What needs to be done: With nothing added and nothing dropped, write out all of the entries below.

Items from a data source:

------------------------------------

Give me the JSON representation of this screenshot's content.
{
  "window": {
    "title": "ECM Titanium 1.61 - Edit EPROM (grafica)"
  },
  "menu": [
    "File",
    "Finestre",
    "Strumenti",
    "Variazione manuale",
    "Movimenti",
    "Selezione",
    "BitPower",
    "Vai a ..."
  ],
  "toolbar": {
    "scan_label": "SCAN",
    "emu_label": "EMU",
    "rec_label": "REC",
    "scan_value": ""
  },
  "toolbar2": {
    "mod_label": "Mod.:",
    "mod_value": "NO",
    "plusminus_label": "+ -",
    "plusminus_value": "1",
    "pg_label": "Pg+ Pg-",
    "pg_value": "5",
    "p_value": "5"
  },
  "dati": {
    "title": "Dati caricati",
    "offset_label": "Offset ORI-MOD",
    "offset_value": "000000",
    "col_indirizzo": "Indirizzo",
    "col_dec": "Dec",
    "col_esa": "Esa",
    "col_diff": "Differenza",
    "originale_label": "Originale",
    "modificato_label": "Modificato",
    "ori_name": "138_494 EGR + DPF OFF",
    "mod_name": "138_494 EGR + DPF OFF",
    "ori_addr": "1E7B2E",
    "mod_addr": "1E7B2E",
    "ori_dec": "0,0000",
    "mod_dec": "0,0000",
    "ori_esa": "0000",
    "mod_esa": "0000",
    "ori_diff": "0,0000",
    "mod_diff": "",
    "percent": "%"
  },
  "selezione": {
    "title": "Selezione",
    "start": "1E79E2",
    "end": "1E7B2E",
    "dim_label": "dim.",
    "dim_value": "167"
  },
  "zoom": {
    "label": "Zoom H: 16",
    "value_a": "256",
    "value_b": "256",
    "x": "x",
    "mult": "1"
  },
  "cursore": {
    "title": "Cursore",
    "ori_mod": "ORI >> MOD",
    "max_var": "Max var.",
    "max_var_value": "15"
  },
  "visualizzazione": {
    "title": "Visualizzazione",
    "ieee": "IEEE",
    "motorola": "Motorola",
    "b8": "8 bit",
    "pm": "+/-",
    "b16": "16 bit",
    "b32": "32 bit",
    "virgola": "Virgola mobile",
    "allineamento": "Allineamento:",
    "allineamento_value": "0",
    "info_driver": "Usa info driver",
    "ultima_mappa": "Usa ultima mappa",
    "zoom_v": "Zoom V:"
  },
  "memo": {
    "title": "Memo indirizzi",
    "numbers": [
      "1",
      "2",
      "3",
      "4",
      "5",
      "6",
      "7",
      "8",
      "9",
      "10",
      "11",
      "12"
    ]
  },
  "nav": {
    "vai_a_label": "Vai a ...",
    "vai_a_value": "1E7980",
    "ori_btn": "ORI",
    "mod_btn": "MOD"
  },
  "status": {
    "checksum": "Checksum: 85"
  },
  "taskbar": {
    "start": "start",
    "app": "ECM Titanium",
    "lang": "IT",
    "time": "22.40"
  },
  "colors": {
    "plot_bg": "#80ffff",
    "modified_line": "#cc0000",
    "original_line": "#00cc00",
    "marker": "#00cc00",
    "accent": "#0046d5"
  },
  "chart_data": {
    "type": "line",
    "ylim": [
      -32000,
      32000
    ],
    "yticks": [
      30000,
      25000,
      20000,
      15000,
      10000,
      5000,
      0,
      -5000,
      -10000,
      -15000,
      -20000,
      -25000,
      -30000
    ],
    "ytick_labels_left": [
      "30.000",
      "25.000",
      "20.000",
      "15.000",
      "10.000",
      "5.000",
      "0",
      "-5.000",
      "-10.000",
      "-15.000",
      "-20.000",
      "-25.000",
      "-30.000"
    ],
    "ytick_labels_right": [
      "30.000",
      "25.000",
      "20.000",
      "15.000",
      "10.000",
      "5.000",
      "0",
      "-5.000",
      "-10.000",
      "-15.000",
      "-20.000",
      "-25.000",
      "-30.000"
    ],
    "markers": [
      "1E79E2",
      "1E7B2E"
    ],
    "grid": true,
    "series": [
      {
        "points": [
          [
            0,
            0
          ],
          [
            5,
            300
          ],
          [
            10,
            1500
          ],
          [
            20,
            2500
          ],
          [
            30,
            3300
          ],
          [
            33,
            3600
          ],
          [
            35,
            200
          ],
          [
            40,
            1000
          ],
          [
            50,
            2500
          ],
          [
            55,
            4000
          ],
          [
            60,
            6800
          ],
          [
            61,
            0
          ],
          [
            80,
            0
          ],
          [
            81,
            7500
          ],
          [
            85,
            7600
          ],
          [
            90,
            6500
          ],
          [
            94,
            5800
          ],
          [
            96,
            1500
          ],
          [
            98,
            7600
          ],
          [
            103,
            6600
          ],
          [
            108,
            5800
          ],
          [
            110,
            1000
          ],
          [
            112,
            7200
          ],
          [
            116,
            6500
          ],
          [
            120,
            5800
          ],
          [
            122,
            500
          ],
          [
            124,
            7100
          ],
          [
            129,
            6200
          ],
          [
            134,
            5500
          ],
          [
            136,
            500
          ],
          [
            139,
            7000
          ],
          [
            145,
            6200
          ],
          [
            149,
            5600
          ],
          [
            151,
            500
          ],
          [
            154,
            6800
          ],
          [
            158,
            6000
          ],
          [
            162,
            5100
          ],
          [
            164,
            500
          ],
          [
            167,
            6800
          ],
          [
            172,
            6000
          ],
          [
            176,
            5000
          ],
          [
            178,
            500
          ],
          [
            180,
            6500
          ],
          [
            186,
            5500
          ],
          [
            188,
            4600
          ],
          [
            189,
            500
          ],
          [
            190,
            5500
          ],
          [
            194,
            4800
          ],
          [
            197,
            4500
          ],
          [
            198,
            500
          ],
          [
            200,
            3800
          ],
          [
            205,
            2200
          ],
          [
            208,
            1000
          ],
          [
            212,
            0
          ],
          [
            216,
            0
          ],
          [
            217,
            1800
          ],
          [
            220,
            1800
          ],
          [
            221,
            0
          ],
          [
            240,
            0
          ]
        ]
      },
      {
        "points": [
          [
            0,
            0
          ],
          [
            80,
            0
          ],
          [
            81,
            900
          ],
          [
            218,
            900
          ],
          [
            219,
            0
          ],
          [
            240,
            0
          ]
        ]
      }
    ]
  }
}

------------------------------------

Reply to the exercise:
Give me the JSON representation of this screenshot's content.
{
  "window": {
    "title": "ECM Titanium 1.61 - Edit EPROM (grafica)"
  },
  "menu": [
    "File",
    "Finestre",
    "Strumenti",
    "Variazione manuale",
    "Movimenti",
    "Selezione",
    "BitPower",
    "Vai a ..."
  ],
  "toolbar": {
    "scan_label": "SCAN",
    "emu_label": "EMU",
    "rec_label": "REC",
    "scan_value": ""
  },
  "toolbar2": {
    "mod_label": "Mod.:",
    "mod_value": "NO",
    "plusminus_label": "+ -",
    "plusminus_value": "1",
    "pg_label": "Pg+ Pg-",
    "pg_value": "5",
    "p_value": "5"
  },
  "dati": {
    "title": "Dati caricati",
    "offset_label": "Offset ORI-MOD",
    "offset_value": "000000",
    "col_indirizzo": "Indirizzo",
    "col_dec": "Dec",
    "col_esa": "Esa",
    "col_diff": "Differenza",
    "originale_label": "Originale",
    "modificato_label": "Modificato",
    "ori_name": "138_494 EGR + DPF OFF",
    "mod_name": "138_494 EGR + DPF OFF",
    "ori_addr": "1E7B2E",
    "mod_addr": "1E7B2E",
    "ori_dec": "0,0000",
    "mod_dec": "0,0000",
    "ori_esa": "0000",
    "mod_esa": "0000",
    "ori_diff": "0,0000",
    "mod_diff": "",
    "percent": "%"
  },
  "selezione": {
    "title": "Selezione",
    "start": "1E79E2",
    "end": "1E7B2E",
    "dim_label": "dim.",
    "dim_value": "167"
  },
  "zoom": {
    "label": "Zoom H: 16",
    "value_a": "256",
    "value_b": "256",
    "x": "x",
    "mult": "1"
  },
  "cursore": {
    "title": "Cursore",
    "ori_mod": "ORI >> MOD",
    "max_var": "Max var.",
    "max_var_value": "15"
  },
  "visualizzazione": {
    "title": "Visualizzazione",
    "ieee": "IEEE",
    "motorola": "Motorola",
    "b8": "8 bit",
    "pm": "+/-",
    "b16": "16 bit",
    "b32": "32 bit",
    "virgola": "Virgola mobile",
    "allineamento": "Allineamento:",
    "allineamento_value": "0",
    "info_driver": "Usa info driver",
    "ultima_mappa": "Usa ultima mappa",
    "zoom_v": "Zoom V:"
  },
  "memo": {
    "title": "Memo indirizzi",
    "numbers": [
      "1",
      "2",
      "3",
      "4",
      "5",
      "6",
      "7",
      "8",
      "9",
      "10",
      "11",
      "12"
    ]
  },
  "nav": {
    "vai_a_label": "Vai a ...",
    "vai_a_value": "1E7980",
    "ori_btn": "ORI",
    "mod_btn": "MOD"
  },
  "status": {
    "checksum": "Checksum: 85"
  },
  "taskbar": {
    "start": "start",
    "app": "ECM Titanium",
    "lang": "IT",
    "time": "22.40"
  },
  "colors": {
    "plot_bg": "#80ffff",
    "modified_line": "#cc0000",
    "original_line": "#00cc00",
    "marker": "#00cc00",
    "accent": "#0046d5"
  },
  "chart_data": {
    "type": "line",
    "ylim": [
      -32000,
      32000
    ],
    "yticks": [
      30000,
      25000,
      20000,
      15000,
      10000,
      5000,
      0,
      -5000,
      -10000,
      -15000,
      -20000,
      -25000,
      -30000
    ],
    "ytick_labels_left": [
      "30.000",
      "25.000",
      "20.000",
      "15.000",
      "10.000",
      "5.000",
      "0",
      "-5.000",
      "-10.000",
      "-15.000",
      "-20.000",
      "-25.000",
      "-30.000"
    ],
    "ytick_labels_right": [
      "30.000",
      "25.000",
      "20.000",
      "15.000",
      "10.000",
      "5.000",
      "0",
      "-5.000",
      "-10.000",
      "-15.000",
      "-20.000",
      "-25.000",
      "-30.000"
    ],
    "markers": [
      "1E79E2",
      "1E7B2E"
    ],
    "grid": true,
    "series": [
      {
        "points": [
          [
            0,
            0
          ],
          [
            5,
            300
          ],
          [
            10,
            1500
          ],
          [
            20,
            2500
          ],
          [
            30,
            3300
          ],
          [
            33,
            3600
          ],
          [
            35,
            200
          ],
          [
            40,
            1000
          ],
          [
            50,
            2500
          ],
          [
            55,
            4000
          ],
          [
            60,
            6800
          ],
          [
            61,
            0
          ],
          [
            80,
            0
          ],
          [
            81,
            7500
          ],
          [
            85,
            7600
          ],
          [
            90,
            6500
          ],
          [
            94,
            5800
          ],
          [
            96,
            1500
          ],
          [
            98,
            7600
          ],
          [
            103,
            6600
          ],
          [
            108,
            5800
          ],
          [
            110,
            1000
          ],
          [
            112,
            7200
          ],
          [
            116,
            6500
          ],
          [
            120,
            5800
          ],
          [
            122,
            500
          ],
          [
            124,
            7100
          ],
          [
            129,
            6200
          ],
          [
            134,
            5500
          ],
          [
            136,
            500
          ],
          [
            139,
            7000
          ],
          [
            145,
            6200
          ],
          [
            149,
            5600
          ],
          [
            151,
            500
          ],
          [
            154,
            6800
          ],
          [
            158,
            6000
          ],
          [
            162,
            5100
          ],
          [
            164,
            500
          ],
          [
            167,
            6800
          ],
          [
            172,
            6000
          ],
          [
            176,
            5000
          ],
          [
            178,
            500
          ],
          [
            180,
            6500
          ],
          [
            186,
            5500
          ],
          [
            188,
            4600
          ],
          [
            189,
            500
          ],
          [
            190,
            5500
          ],
          [
            194,
            4800
          ],
          [
            197,
            4500
          ],
          [
            198,
            500
          ],
          [
            200,
            3800
          ],
          [
            205,
            2200
          ],
          [
            208,
            1000
          ],
          [
            212,
            0
          ],
          [
            216,
            0
          ],
          [
            217,
            1800
          ],
          [
            220,
            1800
          ],
          [
            221,
            0
          ],
          [
            240,
            0
          ]
        ]
      },
      {
        "points": [
          [
            0,
            0
          ],
          [
            80,
            0
          ],
          [
            81,
            900
          ],
          [
            218,
            900
          ],
          [
            219,
            0
          ],
          [
            240,
            0
          ]
        ]
      }
    ]
  }
}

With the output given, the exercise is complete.